TIJUANA (Border Report) — Margarita Hernandez has been a nurse at Tijuana’s Hospital General Regional No. 1 in Mexico for 12 years, but lately she’s turned into the facility’s “mail carrier.”
Every afternoon before her shift begins at 1:30 p.m., she walks outside and pops open a pink backpack that quickly fills up with letters from people gathered outside.
The letters — sanitized before they enter the hospital — are meant for loved ones who have COVID-19 and are under care at the hospital.
“You know what it represents, it’s from someone who loves you, someone who is waiting for you,” Hernandez said. “This motivates you, lifts your spirits up, helps you overcome your current situation, patients need their spirits lifted, and I gladly do it.”

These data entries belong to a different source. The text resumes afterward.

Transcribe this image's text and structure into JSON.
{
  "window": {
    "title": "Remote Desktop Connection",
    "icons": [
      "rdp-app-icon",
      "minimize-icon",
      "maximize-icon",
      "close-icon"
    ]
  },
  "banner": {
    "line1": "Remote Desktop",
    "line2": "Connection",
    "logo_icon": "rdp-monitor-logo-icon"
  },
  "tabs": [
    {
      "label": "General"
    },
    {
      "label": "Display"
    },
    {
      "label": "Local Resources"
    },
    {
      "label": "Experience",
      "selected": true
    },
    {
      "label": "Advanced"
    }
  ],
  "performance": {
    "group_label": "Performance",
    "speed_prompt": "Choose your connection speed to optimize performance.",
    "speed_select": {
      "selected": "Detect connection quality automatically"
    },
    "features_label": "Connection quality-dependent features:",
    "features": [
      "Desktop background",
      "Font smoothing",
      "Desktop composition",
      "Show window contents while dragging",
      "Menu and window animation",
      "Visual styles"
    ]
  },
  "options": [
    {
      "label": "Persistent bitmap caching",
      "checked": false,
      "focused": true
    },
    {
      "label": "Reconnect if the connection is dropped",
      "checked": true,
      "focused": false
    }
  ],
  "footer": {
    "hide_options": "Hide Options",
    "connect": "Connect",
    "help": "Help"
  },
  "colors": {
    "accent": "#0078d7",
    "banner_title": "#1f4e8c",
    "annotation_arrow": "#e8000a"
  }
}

Hernandez said she came up with the idea a few weeks ago after someone bought a cellphone and used it to help patients communicate with relatives, but the phone was in high demand and they couldn’t keep up.

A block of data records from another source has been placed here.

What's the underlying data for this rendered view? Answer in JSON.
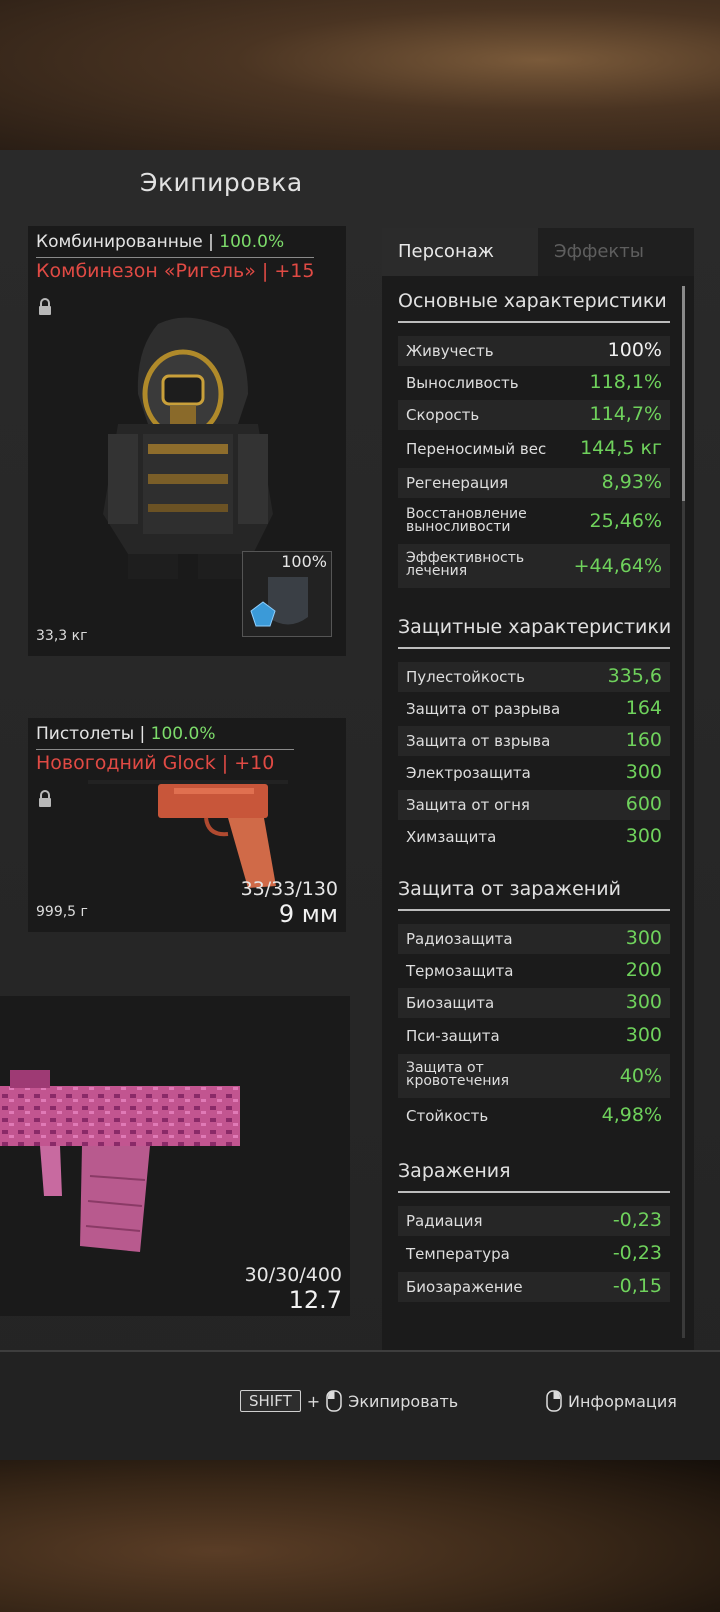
{
  "header": {
    "title": "Экипировка"
  },
  "armor": {
    "category": "Комбинированные |",
    "percent": "100.0%",
    "name": "Комбинезон «Ригель» | +15",
    "weight": "33,3 кг",
    "plate_percent": "100%"
  },
  "pistol": {
    "category": "Пистолеты |",
    "percent": "100.0%",
    "name": "Новогодний Glock | +10",
    "weight": "999,5 г",
    "ammo": "33/33/130",
    "caliber": "9 мм"
  },
  "rifle": {
    "ammo": "30/30/400",
    "caliber": "12.7"
  },
  "stats": {
    "tabs": [
      "Персонаж",
      "Эффекты"
    ],
    "sections": {
      "main": {
        "title": "Основные характеристики",
        "rows": [
          {
            "label": "Живучесть",
            "value": "100%"
          },
          {
            "label": "Выносливость",
            "value": "118,1%"
          },
          {
            "label": "Скорость",
            "value": "114,7%"
          },
          {
            "label": "Переносимый вес",
            "value": "144,5 кг"
          },
          {
            "label": "Регенерация",
            "value": "8,93%"
          },
          {
            "label": "Восстановление выносливости",
            "value": "25,46%"
          },
          {
            "label": "Эффективность лечения",
            "value": "+44,64%"
          }
        ]
      },
      "defense": {
        "title": "Защитные характеристики",
        "rows": [
          {
            "label": "Пулестойкость",
            "value": "335,6"
          },
          {
            "label": "Защита от разрыва",
            "value": "164"
          },
          {
            "label": "Защита от взрыва",
            "value": "160"
          },
          {
            "label": "Электрозащита",
            "value": "300"
          },
          {
            "label": "Защита от огня",
            "value": "600"
          },
          {
            "label": "Химзащита",
            "value": "300"
          }
        ]
      },
      "infection_protection": {
        "title": "Защита от заражений",
        "rows": [
          {
            "label": "Радиозащита",
            "value": "300"
          },
          {
            "label": "Термозащита",
            "value": "200"
          },
          {
            "label": "Биозащита",
            "value": "300"
          },
          {
            "label": "Пси-защита",
            "value": "300"
          },
          {
            "label": "Защита от кровотечения",
            "value": "40%"
          },
          {
            "label": "Стойкость",
            "value": "4,98%"
          }
        ]
      },
      "infections": {
        "title": "Заражения",
        "rows": [
          {
            "label": "Радиация",
            "value": "-0,23"
          },
          {
            "label": "Температура",
            "value": "-0,23"
          },
          {
            "label": "Биозаражение",
            "value": "-0,15"
          }
        ]
      }
    }
  },
  "footer": {
    "shift_key": "SHIFT",
    "plus": "+",
    "equip_label": "Экипировать",
    "info_label": "Информация"
  },
  "colors": {
    "positive": "#6fd25c",
    "item_name": "#e04a44",
    "bg": "#242424"
  }
}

So they turned to letters.
“I remember the anticipation of getting a letter, reading it, feeling great and reading it all over again, and it leaves you with a great feeling. I thought we could do this for the patients,” Hernandez said.
The correspondence had become very popular. Hernandez delivers 45 to 50 letters per day, but she wishes she could do more.
“Many of my patients don’t get any letters. Maybe it’s because I haven’t come across their families, maybe they’re not there when I show up. But I’ll gladly deliver more if people want to write anonymous letters for the patients,” she said.
Tijuana is experiencing a surge in COVID-19. As of Wednesday morning, 831 cases have been reported including 142 deaths.
LATEST ON THE CORONAVIRUS PANDEMIC:
- Record surge: US shatters single-day mark of COVID-19 cases
- Masks greatly reduce size of ‘cough clouds’, study finds
- Florida coronavirus: Percent positivity drops below 4% after big test day
- First COVID-19 treatment approved by FDA studied early on during pandemic at Sarasota Memorial Hospital
- COVID-19 vaccine trial from AstraZeneca, Oxford approved to resume in US